But even the scientific model is difficult to apply…
How This All Applies to CRO
So, the big question is how all of this personality talk applies to conversion rate optimization. In reality, it doesn’t apply well at all.
Both Brian and Bart question the validity of the science behind the buying modalities and discuss how difficult it can be to apply any personality model, even a valid and reliable one, to online marketing and optimization.
Instead of guessing which buyer modality your visitors fit into or appealing to all four, simply conduct proper conversion research. That will help you answer the same questions, albeit more accurately.
- Who are my visitors / customers?
- What are my visitors’ intentions?
- What demographics am I dealing with?
- What are my visitors’ objections and fears?

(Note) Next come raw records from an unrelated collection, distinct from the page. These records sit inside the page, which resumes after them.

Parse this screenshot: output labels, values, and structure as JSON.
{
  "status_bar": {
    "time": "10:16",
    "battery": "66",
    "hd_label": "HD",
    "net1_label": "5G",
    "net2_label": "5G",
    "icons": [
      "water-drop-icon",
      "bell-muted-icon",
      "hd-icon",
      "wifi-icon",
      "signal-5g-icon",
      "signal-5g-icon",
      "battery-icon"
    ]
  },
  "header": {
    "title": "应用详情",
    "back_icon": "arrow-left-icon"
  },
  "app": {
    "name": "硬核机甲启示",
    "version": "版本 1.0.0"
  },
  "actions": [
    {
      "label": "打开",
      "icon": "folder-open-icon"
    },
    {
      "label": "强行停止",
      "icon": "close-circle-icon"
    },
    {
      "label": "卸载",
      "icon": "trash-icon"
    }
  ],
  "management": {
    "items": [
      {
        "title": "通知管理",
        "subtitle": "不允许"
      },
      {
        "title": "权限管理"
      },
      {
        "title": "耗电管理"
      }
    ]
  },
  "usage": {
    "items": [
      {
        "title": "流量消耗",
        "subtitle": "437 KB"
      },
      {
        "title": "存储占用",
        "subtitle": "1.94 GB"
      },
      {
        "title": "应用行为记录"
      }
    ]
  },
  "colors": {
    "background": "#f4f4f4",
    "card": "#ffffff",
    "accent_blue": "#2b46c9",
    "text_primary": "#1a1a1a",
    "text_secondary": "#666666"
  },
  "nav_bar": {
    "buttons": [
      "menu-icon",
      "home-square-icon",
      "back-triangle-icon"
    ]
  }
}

- Is your messaging aligned with what your visitors want to hear?
- Does your value proposition resonate with your visitors?
- How do they like to buy?
- What is stopping them from converting?
- What should I test?
Personality models have tricked us (to the tune of over $20M a year) into thinking we’re all vastly different people with vastly different wants and needs.
It’s true that some visitors will be more spontaneous than others and some will care more about social proof, for example. But you can’t put people in exaggerated personality boxes and claim to be able to predict their on-site thoughts / behavior.
Personality models, especially the buyer modality model, are not easily applied or a valid replacement for conversion research.
The buyer modalities are based on Keirsey’s temperaments, which are based on Myers-Briggs, which is based on Carl Jung’s work, who once said, “Every individual is an exception to the rule.” In short? They’re totally meaningless.
It’s scary enough to think that personality tests like Myers-Briggs are being used to predict career compatibility and success. Don’t let it dictate how you optimize your site, too.
The best thing you can do for yourself is:
- Be aware that people make decisions and respond to persuasion in different ways.
- Conduct conversion research to figure out what will work best for your site.
Using buyer modalities is like taking a shot in the dark at a target that’s constantly changing shape. [Tweet It!]